Tops and marbles both have a long history in gaming in the Western world. Many popular games in New Mexico developed over time to involve throwing tops or rolling marbles. The marbles seen here represent the vast variety of types and sizes that could fill a child’s collection. From stone to glass or even ceramic, marbles like these could be played with in virtually any setting. The tops shown here represent two differing styles of tops: round twirlers or “teetotums” and a flat bodied top. Wooden tops, like those seen here, were frequently hand painted and had steel or other metal tips. Rounded tops were typically “thrown” with a string wrapped around the body of the top and whipped back by the child’s hand. A flat body top could be “thrown” by hand without the use of a string.
New Mexico History Museum. Tops are a gift of Phyllis Harroun.
Photo by Blair Clark, New Mexico Department of Cultural Affairs.

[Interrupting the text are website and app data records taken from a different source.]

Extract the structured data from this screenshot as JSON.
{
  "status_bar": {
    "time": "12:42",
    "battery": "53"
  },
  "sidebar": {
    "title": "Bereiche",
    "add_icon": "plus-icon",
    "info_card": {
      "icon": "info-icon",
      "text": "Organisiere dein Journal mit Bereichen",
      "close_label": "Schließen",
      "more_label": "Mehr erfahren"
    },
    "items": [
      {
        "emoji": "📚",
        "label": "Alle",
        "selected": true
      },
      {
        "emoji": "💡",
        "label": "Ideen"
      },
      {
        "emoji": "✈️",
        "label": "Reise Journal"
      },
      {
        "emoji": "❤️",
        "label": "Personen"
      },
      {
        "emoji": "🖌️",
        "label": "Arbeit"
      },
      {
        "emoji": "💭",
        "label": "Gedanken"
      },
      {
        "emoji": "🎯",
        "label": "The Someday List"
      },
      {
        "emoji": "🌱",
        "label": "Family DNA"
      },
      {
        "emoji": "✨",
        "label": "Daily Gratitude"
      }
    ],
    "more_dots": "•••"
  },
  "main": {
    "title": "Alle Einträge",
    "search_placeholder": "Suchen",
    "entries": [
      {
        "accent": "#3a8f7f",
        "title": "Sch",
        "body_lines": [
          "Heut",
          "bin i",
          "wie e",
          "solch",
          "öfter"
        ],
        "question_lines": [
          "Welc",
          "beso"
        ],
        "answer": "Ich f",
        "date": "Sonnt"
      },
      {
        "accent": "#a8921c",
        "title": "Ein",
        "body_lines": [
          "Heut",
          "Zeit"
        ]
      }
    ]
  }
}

Note: Representative image at left is often cropped for display purposes. Downloaded high-resolution images are not cropped.